By Bill Prachar
Déjà vu! In the early ‘70s, when I was a working at a large corporation, workplace rules were beginning to be
rewritten to prohibit sexual harassment. Many “men” in the workplace at the time were up in arms – it was totally"
unfair and the new rules didn’t reflect how things “really were.” Everything from “They like all the attention” to “All
they have to do is say no, just like a man would do.” Fast-forward and the story is repeating itself, this time in
In case you haven’t heard, a 6’5” 312 lb. second -year lineman on the Miami Dolphins, Jonathan Martin, has
accused a 6’3” 319 lb. veteran lineman, Richie Incognito, of bullying. The facts are not clear, but it appears
that Incognito has been harassing Martin with threatening, vulgar, racist emails and Martin finally had enough.
He left the team for “health” reasons, which was then followed by Incognito being suspended by the Dolphins.

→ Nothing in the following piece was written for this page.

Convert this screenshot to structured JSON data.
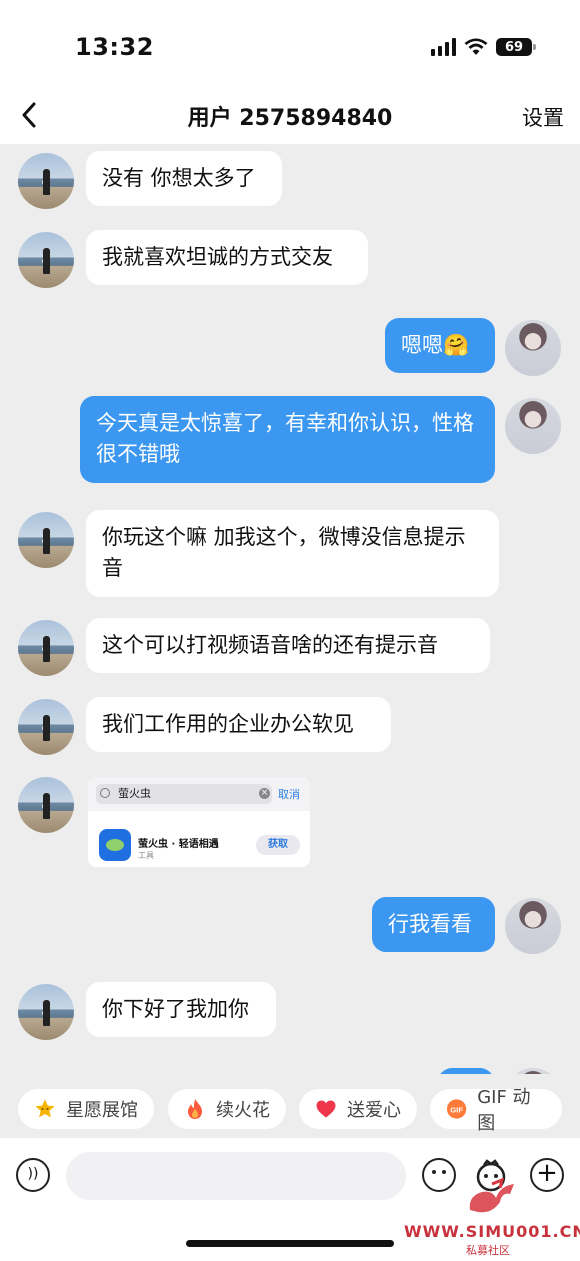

The NFL is now investigating.
We don’t know all the facts, but we do know what is being said by a lot of players and sports writers. Many
players are blaming Martin for “breaking the locker room code” by complaining. Hazing of first-year players,

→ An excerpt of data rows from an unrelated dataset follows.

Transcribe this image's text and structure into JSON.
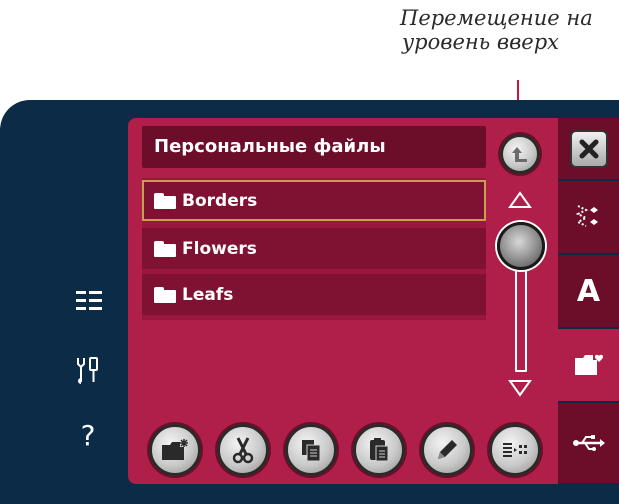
{
  "callout": {
    "line1": "Перемещение на",
    "line2": "уровень вверх"
  },
  "browser": {
    "header_title": "Персональные файлы",
    "folders": [
      {
        "label": "Borders",
        "icon": "folder-icon",
        "selected": true
      },
      {
        "label": "Flowers",
        "icon": "folder-icon",
        "selected": false
      },
      {
        "label": "Leafs",
        "icon": "folder-icon",
        "selected": false
      }
    ],
    "up_button_icon": "arrow-up-level-icon"
  },
  "left_sidebar": {
    "items": [
      {
        "icon": "list-icon"
      },
      {
        "icon": "tools-icon"
      },
      {
        "icon": "help-icon",
        "glyph": "?"
      }
    ]
  },
  "right_tabs": [
    {
      "icon": "close-icon"
    },
    {
      "icon": "stitch-icon"
    },
    {
      "icon": "font-icon",
      "glyph": "A"
    },
    {
      "icon": "personal-folder-icon",
      "active": true
    },
    {
      "icon": "usb-icon"
    }
  ],
  "bottom_toolbar": [
    {
      "icon": "new-folder-icon"
    },
    {
      "icon": "cut-icon"
    },
    {
      "icon": "copy-icon"
    },
    {
      "icon": "paste-icon"
    },
    {
      "icon": "edit-icon"
    },
    {
      "icon": "list-view-icon"
    }
  ],
  "colors": {
    "frame": "#0b2b47",
    "panel": "#b01e4a",
    "header": "#6c0d29",
    "row": "#7f1233",
    "selection_border": "#c4a04f",
    "callout_line": "#c8163a"
  }
}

and others who don’t conform, is apparently common – “It’s just the way it is in an NFL locker room” say many
former and current players. What Martin experienced is just “high-testosterone, male horseplay” and he should
“man-up” and take it.
Martin is clearly different than many players in the NFL. He is a very good football player, but his parents are
Harvard educated and he grew up in Beverly Hills. He majored in classics at Stanford and loves poetry
(Incognito called him a “Wierdo-nerd). Apparently he tried to play along with all the “macho” hazing, but finally
reached the breaking point. Now instead of being seen as the victim by many of his “professional” peers, he’s a villain.
Whether the players and fans like it or not, the NFL is a professional workplace, and the same standards of mutual
respect and freedom of harassment should apply, just as they apply at WM. You think the players, like Incognito, could
make it in business? Hopefully the NFL/Martin/Incognito saga will serve as a reminder to all of us in the real working
world that every person – despite race, color, religion, sexual preference, gender, or love of poetry – deserves respect
and must be able to work in an environment that’s free of harassment.
And certainly standing up for one’s rights when a person feels persecuted is not breaking any “code.” It’s time the NFL
and its players follow the lead of real businesses – like us.